Every line of the data must be copied exactly.

□ □ □ □ □

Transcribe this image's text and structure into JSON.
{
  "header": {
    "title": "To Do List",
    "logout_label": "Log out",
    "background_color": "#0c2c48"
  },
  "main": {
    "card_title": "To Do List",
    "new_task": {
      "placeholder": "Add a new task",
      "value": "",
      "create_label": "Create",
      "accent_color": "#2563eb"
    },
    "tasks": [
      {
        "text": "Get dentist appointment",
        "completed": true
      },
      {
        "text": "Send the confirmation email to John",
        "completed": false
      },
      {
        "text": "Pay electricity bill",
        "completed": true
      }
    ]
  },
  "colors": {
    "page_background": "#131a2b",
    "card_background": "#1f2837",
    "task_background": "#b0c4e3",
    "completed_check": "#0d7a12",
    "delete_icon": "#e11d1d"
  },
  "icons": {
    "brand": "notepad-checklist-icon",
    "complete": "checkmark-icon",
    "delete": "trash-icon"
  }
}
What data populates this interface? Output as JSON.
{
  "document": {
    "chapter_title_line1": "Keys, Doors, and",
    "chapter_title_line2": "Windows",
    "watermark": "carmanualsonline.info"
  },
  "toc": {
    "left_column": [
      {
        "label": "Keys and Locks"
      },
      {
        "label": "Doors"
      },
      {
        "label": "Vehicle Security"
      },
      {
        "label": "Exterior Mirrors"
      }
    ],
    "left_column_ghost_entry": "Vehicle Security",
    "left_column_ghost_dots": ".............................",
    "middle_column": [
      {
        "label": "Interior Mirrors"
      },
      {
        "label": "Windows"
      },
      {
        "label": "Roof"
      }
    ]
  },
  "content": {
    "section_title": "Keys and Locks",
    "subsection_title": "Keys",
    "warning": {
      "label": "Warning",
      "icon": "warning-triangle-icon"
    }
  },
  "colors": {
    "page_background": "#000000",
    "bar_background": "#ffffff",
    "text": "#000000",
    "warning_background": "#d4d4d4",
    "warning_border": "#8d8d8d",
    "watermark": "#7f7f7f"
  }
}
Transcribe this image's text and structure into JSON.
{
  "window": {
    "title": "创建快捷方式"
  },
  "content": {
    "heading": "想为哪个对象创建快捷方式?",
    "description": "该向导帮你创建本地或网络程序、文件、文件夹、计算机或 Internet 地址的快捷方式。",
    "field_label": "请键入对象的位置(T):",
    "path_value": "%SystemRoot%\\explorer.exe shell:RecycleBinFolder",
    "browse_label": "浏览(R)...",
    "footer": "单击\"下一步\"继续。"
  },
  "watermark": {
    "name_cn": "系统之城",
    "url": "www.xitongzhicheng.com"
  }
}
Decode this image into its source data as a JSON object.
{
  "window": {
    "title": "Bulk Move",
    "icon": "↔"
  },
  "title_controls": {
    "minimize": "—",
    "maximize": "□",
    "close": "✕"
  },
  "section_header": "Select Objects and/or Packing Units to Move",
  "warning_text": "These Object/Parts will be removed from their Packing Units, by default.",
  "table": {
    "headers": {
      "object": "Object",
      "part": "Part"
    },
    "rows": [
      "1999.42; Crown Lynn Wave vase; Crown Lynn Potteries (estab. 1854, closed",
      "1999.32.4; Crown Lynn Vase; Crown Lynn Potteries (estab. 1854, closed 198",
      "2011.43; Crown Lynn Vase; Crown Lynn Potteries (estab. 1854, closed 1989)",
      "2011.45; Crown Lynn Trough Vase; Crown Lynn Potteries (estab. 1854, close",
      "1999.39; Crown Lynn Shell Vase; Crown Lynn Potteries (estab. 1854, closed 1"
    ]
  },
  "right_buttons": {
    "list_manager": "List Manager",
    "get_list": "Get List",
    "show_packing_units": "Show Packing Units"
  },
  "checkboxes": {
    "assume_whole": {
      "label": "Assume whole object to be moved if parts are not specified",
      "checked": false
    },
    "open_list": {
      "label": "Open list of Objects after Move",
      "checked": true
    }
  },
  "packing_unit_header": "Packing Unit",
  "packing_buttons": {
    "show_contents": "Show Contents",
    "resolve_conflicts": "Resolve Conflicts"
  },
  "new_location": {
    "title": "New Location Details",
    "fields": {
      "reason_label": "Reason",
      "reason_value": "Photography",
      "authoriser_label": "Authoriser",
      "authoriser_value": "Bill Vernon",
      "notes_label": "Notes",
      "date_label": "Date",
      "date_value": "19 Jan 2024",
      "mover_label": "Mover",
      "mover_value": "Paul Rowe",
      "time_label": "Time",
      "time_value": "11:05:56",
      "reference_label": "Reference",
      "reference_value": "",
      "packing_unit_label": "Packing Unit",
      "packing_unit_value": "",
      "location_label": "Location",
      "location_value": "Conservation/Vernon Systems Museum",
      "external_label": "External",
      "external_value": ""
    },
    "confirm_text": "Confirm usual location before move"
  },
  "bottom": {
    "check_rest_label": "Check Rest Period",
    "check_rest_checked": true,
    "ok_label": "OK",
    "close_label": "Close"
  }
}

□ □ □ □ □

## TASK RESPONSE
Transcribe this image's text and structure into JSON.
{
  "header": {
    "title": "To Do List",
    "logout_label": "Log out",
    "background_color": "#0c2c48"
  },
  "main": {
    "card_title": "To Do List",
    "new_task": {
      "placeholder": "Add a new task",
      "value": "",
      "create_label": "Create",
      "accent_color": "#2563eb"
    },
    "tasks": [
      {
        "text": "Get dentist appointment",
        "completed": true
      },
      {
        "text": "Send the confirmation email to John",
        "completed": false
      },
      {
        "text": "Pay electricity bill",
        "completed": true
      }
    ]
  },
  "colors": {
    "page_background": "#131a2b",
    "card_background": "#1f2837",
    "task_background": "#b0c4e3",
    "completed_check": "#0d7a12",
    "delete_icon": "#e11d1d"
  },
  "icons": {
    "brand": "notepad-checklist-icon",
    "complete": "checkmark-icon",
    "delete": "trash-icon"
  }
}
What data populates this interface? Output as JSON.
{
  "document": {
    "chapter_title_line1": "Keys, Doors, and",
    "chapter_title_line2": "Windows",
    "watermark": "carmanualsonline.info"
  },
  "toc": {
    "left_column": [
      {
        "label": "Keys and Locks"
      },
      {
        "label": "Doors"
      },
      {
        "label": "Vehicle Security"
      },
      {
        "label": "Exterior Mirrors"
      }
    ],
    "left_column_ghost_entry": "Vehicle Security",
    "left_column_ghost_dots": ".............................",
    "middle_column": [
      {
        "label": "Interior Mirrors"
      },
      {
        "label": "Windows"
      },
      {
        "label": "Roof"
      }
    ]
  },
  "content": {
    "section_title": "Keys and Locks",
    "subsection_title": "Keys",
    "warning": {
      "label": "Warning",
      "icon": "warning-triangle-icon"
    }
  },
  "colors": {
    "page_background": "#000000",
    "bar_background": "#ffffff",
    "text": "#000000",
    "warning_background": "#d4d4d4",
    "warning_border": "#8d8d8d",
    "watermark": "#7f7f7f"
  }
}
Transcribe this image's text and structure into JSON.
{
  "window": {
    "title": "创建快捷方式"
  },
  "content": {
    "heading": "想为哪个对象创建快捷方式?",
    "description": "该向导帮你创建本地或网络程序、文件、文件夹、计算机或 Internet 地址的快捷方式。",
    "field_label": "请键入对象的位置(T):",
    "path_value": "%SystemRoot%\\explorer.exe shell:RecycleBinFolder",
    "browse_label": "浏览(R)...",
    "footer": "单击\"下一步\"继续。"
  },
  "watermark": {
    "name_cn": "系统之城",
    "url": "www.xitongzhicheng.com"
  }
}
Decode this image into its source data as a JSON object.
{
  "window": {
    "title": "Bulk Move",
    "icon": "↔"
  },
  "title_controls": {
    "minimize": "—",
    "maximize": "□",
    "close": "✕"
  },
  "section_header": "Select Objects and/or Packing Units to Move",
  "warning_text": "These Object/Parts will be removed from their Packing Units, by default.",
  "table": {
    "headers": {
      "object": "Object",
      "part": "Part"
    },
    "rows": [
      "1999.42; Crown Lynn Wave vase; Crown Lynn Potteries (estab. 1854, closed",
      "1999.32.4; Crown Lynn Vase; Crown Lynn Potteries (estab. 1854, closed 198",
      "2011.43; Crown Lynn Vase; Crown Lynn Potteries (estab. 1854, closed 1989)",
      "2011.45; Crown Lynn Trough Vase; Crown Lynn Potteries (estab. 1854, close",
      "1999.39; Crown Lynn Shell Vase; Crown Lynn Potteries (estab. 1854, closed 1"
    ]
  },
  "right_buttons": {
    "list_manager": "List Manager",
    "get_list": "Get List",
    "show_packing_units": "Show Packing Units"
  },
  "checkboxes": {
    "assume_whole": {
      "label": "Assume whole object to be moved if parts are not specified",
      "checked": false
    },
    "open_list": {
      "label": "Open list of Objects after Move",
      "checked": true
    }
  },
  "packing_unit_header": "Packing Unit",
  "packing_buttons": {
    "show_contents": "Show Contents",
    "resolve_conflicts": "Resolve Conflicts"
  },
  "new_location": {
    "title": "New Location Details",
    "fields": {
      "reason_label": "Reason",
      "reason_value": "Photography",
      "authoriser_label": "Authoriser",
      "authoriser_value": "Bill Vernon",
      "notes_label": "Notes",
      "date_label": "Date",
      "date_value": "19 Jan 2024",
      "mover_label": "Mover",
      "mover_value": "Paul Rowe",
      "time_label": "Time",
      "time_value": "11:05:56",
      "reference_label": "Reference",
      "reference_value": "",
      "packing_unit_label": "Packing Unit",
      "packing_unit_value": "",
      "location_label": "Location",
      "location_value": "Conservation/Vernon Systems Museum",
      "external_label": "External",
      "external_value": ""
    },
    "confirm_text": "Confirm usual location before move"
  },
  "bottom": {
    "check_rest_label": "Check Rest Period",
    "check_rest_checked": true,
    "ok_label": "OK",
    "close_label": "Close"
  }
}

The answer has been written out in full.